The suspended time of a parked car.
JOHANNESBURG - SOUTH AFRICA
At the basis of the concept of the image is the suspension of the action. What fascinates me most in a photograph is the power of narration concentrated in a single shot. Photography does not freeze time, but expands the space between the before and after. I have always admired the photographs by Gregory Crewdson and Philip Lorca di Corcia, and obviously by Jeff Wall, three contemporary authors of the American school capable of creating powerful evocative staging, capable of communicating the characteristics of the human soul with theatrical fiction. My way of operating with respect to them, who still remain my important references on a stylistic level, consists in drawing from the ordinary everyday life, from the occasions that often without warning materialize in front of the lens of my lens, just like this shot captured in the 2012 in South Africa, near Johannesburg.
That time I was parked in front of an acquaintance's house, aboard a car that was about to take me back to town in the evening. Since I had been contemplating the scene for a while, I asked the driver to stand still waiting but with the engine off, so that I myself could take this photograph without vibrations from the open rear window which for me is really full of meanings, almost as if it were a short story or short story. The two figures sitting inside that parked beige car are two common people separated from each other more than by the seats, for at least a couple of generations. The grandfather driving, I thought, must certainly have lived apartheid considering his age, how will he now see in the mirror? Now that the man possesses an emancipated attitude clothed in dignity and lives in a decent residential neighborhood, he finally seems satisfied and proud in his second-hand sedan. Yet in the rarefied calm of the evening there was something imperceptible that contrasted like a tone out of tune, out of place. I tried to think about who they were waiting for and no, they didn't seem upset by the fact that I was photographing them from a few meters away. On closer inspection, their absent gaze runs along lines of indefinite horizons, a haze that cannot be seen in the photograph except from the eyes.
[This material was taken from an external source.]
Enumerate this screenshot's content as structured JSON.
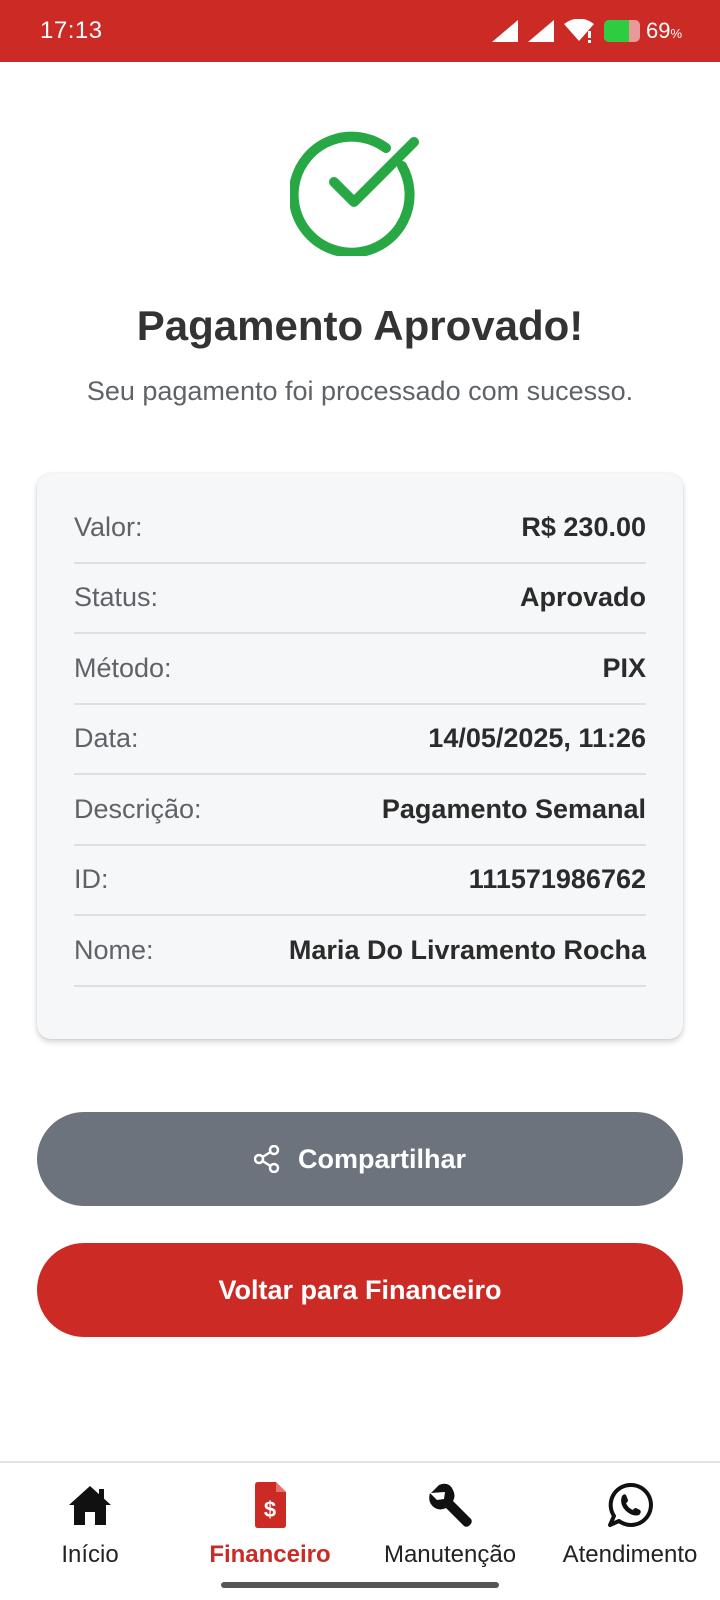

There is something like a mystery in this shot worthy of a David Linch film, they don't look like two going to a baseball game, or to the supermarket, rather a funeral. At the same time I thought: what will the situation of this rich and prosperous land be like when his grandson sitting in the back seat is at least 60 years older? Will Africa be the new America? Will this terrible feeling of permanent mourning vanish once and for all?
Clik © Luca Periotto
NP June / July 2021